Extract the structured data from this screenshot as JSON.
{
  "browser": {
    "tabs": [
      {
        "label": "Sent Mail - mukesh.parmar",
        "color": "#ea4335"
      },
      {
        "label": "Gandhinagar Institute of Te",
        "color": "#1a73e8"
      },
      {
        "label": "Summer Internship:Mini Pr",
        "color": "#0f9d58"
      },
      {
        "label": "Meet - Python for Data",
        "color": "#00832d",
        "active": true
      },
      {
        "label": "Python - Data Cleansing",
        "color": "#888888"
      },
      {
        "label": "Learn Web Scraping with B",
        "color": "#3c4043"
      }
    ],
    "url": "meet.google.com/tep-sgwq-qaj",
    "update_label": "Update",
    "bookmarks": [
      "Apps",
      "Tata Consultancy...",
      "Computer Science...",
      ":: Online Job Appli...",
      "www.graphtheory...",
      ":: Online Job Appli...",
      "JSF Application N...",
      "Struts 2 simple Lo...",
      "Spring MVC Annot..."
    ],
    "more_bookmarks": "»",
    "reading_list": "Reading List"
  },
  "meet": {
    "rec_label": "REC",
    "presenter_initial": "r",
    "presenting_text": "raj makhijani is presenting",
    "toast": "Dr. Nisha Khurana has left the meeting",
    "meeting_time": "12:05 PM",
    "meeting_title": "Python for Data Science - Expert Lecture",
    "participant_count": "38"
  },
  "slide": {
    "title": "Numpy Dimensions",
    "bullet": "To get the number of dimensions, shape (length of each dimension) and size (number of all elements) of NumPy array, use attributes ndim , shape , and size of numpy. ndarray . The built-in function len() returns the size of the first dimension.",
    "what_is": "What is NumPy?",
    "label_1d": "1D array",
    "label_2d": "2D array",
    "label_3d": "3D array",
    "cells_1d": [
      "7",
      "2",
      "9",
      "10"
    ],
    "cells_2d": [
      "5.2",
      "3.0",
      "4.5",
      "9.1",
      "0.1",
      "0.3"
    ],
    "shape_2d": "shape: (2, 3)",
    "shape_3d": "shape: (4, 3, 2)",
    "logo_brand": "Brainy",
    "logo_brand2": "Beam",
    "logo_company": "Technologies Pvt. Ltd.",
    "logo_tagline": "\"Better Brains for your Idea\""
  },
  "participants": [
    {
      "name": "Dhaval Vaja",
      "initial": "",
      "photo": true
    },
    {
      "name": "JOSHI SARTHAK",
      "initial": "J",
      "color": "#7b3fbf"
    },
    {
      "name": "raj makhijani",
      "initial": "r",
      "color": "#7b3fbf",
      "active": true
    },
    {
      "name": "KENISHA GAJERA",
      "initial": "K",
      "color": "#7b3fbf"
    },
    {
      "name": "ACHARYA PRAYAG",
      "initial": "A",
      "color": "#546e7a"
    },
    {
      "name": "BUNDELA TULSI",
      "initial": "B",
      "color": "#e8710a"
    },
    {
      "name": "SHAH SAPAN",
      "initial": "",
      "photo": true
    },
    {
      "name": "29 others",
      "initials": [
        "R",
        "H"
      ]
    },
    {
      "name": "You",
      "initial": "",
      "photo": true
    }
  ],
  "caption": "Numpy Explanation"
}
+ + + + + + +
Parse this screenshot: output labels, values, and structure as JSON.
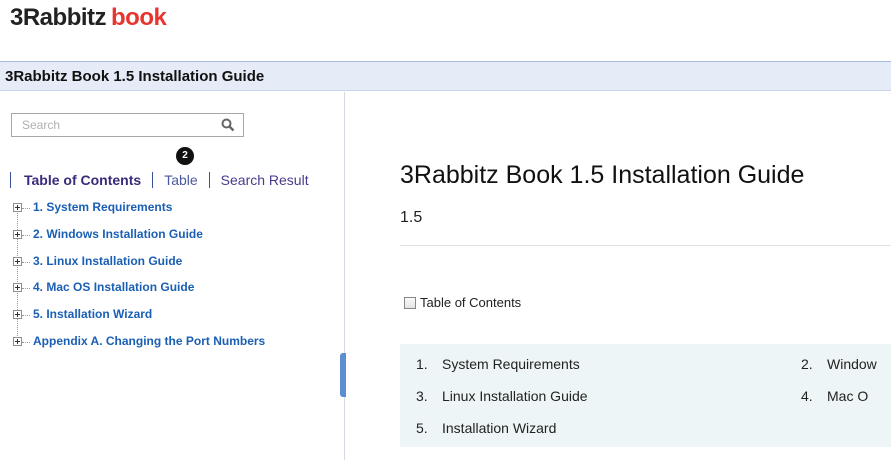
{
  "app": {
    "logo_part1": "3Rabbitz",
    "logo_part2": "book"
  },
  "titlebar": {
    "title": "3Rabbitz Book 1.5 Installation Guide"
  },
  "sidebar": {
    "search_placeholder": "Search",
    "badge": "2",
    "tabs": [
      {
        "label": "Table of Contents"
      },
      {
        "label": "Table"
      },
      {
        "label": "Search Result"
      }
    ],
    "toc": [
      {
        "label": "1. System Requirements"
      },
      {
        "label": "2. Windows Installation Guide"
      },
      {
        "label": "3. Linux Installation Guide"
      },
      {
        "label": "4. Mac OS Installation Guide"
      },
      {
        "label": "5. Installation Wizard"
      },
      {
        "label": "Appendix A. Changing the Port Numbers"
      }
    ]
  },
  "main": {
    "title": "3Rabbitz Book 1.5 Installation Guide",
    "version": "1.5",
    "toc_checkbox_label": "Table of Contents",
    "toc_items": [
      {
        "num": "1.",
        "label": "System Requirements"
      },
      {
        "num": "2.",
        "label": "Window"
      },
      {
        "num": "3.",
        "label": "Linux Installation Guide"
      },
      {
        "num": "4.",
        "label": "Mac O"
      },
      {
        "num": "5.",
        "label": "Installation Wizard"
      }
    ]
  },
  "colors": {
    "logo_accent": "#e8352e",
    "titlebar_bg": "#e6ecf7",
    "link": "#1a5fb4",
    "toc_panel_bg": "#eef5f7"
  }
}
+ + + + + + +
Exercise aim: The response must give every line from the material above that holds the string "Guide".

Response box:
    "title": "3Rabbitz Book 1.5 Installation Guide"
        "label": "2. Windows Installation Guide"
        "label": "3. Linux Installation Guide"
        "label": "4. Mac OS Installation Guide"
    "title": "3Rabbitz Book 1.5 Installation Guide",
        "label": "Linux Installation Guide"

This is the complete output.